**EXERCISE**
Each line of the data below that carries the word "title" needs to be copied.

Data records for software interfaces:
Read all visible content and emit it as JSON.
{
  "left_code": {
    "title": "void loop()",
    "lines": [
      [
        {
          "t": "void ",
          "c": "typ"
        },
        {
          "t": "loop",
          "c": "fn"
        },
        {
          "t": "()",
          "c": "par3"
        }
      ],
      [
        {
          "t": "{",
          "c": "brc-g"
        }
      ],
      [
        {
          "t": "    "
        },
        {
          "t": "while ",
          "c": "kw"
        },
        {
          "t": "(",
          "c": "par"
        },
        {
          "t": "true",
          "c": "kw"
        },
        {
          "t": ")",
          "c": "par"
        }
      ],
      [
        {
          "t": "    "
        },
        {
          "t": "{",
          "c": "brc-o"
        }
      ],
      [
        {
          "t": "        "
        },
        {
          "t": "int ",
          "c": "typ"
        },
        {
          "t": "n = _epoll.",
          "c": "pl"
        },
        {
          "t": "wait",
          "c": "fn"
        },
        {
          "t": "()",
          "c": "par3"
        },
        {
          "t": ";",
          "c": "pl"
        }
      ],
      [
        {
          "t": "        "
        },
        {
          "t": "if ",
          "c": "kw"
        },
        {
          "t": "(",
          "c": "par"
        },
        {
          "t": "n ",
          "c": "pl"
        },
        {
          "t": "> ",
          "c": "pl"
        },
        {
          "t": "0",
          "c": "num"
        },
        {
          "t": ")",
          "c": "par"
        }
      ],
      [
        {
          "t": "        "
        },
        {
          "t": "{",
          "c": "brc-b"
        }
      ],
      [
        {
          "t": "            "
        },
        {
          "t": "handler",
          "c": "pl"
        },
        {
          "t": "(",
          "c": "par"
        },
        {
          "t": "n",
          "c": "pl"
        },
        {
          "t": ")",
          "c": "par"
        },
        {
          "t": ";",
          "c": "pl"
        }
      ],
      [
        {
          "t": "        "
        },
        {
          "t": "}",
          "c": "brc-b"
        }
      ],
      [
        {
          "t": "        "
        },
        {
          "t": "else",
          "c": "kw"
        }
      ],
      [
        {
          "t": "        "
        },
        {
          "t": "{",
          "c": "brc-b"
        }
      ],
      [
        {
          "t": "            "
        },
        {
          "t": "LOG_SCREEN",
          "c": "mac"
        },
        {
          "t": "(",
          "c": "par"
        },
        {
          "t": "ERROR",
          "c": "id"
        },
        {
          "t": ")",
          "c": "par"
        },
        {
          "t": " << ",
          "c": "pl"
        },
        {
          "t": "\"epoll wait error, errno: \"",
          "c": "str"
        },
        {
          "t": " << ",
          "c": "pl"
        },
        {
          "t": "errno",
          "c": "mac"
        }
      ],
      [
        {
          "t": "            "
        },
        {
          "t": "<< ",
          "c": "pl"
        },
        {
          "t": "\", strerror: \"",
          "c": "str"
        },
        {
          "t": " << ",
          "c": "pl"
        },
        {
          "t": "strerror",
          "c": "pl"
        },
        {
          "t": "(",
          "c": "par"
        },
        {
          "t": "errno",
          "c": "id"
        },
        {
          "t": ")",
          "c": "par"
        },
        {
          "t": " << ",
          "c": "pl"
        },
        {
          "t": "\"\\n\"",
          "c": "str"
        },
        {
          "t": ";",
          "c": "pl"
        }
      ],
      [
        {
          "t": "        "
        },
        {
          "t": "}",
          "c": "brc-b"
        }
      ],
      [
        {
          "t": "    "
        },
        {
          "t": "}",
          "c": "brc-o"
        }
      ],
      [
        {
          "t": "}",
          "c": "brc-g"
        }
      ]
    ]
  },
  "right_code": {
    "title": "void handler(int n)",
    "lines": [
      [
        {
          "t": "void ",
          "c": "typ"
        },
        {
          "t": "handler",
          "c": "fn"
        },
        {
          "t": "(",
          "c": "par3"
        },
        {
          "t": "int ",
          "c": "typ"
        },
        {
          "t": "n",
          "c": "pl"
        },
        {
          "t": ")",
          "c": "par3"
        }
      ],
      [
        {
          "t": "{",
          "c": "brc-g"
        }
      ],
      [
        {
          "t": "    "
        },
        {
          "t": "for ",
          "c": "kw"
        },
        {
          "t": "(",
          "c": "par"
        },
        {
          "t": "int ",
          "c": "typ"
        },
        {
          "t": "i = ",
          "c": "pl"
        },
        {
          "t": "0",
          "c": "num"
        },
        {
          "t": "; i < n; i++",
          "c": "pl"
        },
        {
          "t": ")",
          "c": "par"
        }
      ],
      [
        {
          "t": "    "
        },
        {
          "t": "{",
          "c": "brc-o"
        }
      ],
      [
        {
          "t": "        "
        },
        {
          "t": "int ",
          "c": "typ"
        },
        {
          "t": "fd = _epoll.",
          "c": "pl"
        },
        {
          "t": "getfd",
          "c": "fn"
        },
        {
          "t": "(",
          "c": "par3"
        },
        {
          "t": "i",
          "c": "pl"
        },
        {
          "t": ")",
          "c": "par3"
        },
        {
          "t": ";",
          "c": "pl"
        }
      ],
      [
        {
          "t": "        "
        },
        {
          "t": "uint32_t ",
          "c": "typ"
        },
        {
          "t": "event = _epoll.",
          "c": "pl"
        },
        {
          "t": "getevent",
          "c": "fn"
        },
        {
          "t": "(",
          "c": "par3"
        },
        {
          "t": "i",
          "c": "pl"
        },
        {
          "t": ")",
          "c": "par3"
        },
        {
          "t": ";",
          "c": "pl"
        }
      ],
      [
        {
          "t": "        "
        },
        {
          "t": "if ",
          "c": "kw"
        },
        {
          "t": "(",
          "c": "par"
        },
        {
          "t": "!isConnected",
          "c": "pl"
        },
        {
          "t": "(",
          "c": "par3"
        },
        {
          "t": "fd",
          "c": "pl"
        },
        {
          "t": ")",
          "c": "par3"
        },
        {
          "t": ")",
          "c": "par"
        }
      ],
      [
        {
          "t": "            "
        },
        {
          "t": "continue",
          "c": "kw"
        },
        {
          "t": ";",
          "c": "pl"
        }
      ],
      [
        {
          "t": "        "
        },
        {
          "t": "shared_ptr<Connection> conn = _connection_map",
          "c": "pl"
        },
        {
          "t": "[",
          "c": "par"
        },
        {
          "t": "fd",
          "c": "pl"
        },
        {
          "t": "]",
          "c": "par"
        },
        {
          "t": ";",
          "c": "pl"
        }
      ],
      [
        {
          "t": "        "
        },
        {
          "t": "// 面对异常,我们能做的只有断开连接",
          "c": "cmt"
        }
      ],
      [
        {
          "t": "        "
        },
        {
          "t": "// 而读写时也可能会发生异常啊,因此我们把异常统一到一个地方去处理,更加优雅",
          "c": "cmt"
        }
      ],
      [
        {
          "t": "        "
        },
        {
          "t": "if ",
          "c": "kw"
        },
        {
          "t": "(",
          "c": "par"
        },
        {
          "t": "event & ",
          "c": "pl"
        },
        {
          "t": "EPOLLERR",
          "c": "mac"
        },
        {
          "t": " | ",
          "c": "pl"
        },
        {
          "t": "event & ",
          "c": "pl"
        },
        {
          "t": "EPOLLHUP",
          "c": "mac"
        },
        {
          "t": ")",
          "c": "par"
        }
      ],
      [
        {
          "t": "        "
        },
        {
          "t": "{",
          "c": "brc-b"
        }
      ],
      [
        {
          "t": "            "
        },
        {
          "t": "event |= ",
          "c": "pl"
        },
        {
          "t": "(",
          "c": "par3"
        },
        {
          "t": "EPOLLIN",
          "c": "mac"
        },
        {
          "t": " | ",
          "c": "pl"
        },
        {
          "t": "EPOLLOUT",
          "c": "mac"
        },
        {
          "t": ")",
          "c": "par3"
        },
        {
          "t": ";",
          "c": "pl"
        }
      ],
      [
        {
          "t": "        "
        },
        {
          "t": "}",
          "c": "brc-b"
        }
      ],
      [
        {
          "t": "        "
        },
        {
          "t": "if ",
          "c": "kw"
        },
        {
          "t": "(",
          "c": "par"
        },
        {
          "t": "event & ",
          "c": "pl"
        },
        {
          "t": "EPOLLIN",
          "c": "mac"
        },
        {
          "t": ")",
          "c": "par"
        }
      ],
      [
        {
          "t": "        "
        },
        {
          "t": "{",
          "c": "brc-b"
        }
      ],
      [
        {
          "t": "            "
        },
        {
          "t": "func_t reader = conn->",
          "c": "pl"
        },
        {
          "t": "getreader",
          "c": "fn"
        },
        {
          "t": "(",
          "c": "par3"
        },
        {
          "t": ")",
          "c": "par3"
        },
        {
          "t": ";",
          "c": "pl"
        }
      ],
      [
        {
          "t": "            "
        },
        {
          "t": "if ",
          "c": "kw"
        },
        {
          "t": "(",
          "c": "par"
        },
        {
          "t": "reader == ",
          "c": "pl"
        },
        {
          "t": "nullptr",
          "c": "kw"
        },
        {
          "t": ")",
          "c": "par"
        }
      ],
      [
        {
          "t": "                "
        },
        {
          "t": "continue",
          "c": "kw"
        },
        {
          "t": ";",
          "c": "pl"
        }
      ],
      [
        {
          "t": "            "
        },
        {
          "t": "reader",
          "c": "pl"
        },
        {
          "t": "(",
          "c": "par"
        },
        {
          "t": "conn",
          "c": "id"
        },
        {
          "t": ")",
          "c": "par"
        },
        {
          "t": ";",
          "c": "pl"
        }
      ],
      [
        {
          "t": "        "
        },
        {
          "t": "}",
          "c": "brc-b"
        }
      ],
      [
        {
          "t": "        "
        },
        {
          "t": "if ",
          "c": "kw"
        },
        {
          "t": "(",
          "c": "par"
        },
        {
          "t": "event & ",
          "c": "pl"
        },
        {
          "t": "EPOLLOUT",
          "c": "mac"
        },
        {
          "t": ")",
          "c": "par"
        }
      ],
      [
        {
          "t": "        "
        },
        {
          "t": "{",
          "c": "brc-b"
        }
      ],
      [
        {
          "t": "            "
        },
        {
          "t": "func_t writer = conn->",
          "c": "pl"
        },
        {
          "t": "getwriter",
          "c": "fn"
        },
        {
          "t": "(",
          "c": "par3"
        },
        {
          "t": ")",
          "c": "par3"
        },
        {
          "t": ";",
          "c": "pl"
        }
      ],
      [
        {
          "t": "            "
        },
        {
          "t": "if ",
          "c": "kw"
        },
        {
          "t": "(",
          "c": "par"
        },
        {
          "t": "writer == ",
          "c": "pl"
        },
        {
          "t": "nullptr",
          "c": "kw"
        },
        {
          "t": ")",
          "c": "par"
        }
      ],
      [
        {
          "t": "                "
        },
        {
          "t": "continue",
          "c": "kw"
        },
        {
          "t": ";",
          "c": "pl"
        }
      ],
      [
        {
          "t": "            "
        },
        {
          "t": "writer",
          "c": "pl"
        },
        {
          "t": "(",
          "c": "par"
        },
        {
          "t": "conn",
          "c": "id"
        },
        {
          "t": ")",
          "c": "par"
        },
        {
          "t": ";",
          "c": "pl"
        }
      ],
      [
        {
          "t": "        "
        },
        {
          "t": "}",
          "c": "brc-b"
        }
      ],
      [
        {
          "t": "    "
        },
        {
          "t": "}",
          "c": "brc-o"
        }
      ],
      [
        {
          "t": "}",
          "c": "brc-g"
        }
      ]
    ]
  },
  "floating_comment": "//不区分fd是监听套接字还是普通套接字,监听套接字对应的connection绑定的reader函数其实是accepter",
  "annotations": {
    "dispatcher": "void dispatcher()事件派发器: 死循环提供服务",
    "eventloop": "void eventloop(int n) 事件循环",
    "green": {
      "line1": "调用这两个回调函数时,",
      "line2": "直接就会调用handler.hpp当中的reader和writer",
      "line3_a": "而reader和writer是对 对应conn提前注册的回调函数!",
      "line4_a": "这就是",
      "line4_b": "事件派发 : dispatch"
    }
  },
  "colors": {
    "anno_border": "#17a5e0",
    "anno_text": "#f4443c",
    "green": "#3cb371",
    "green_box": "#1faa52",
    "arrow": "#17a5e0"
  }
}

**OUTPUT OF THE EXERCISE**
    "title": "void loop()",
    "title": "void handler(int n)",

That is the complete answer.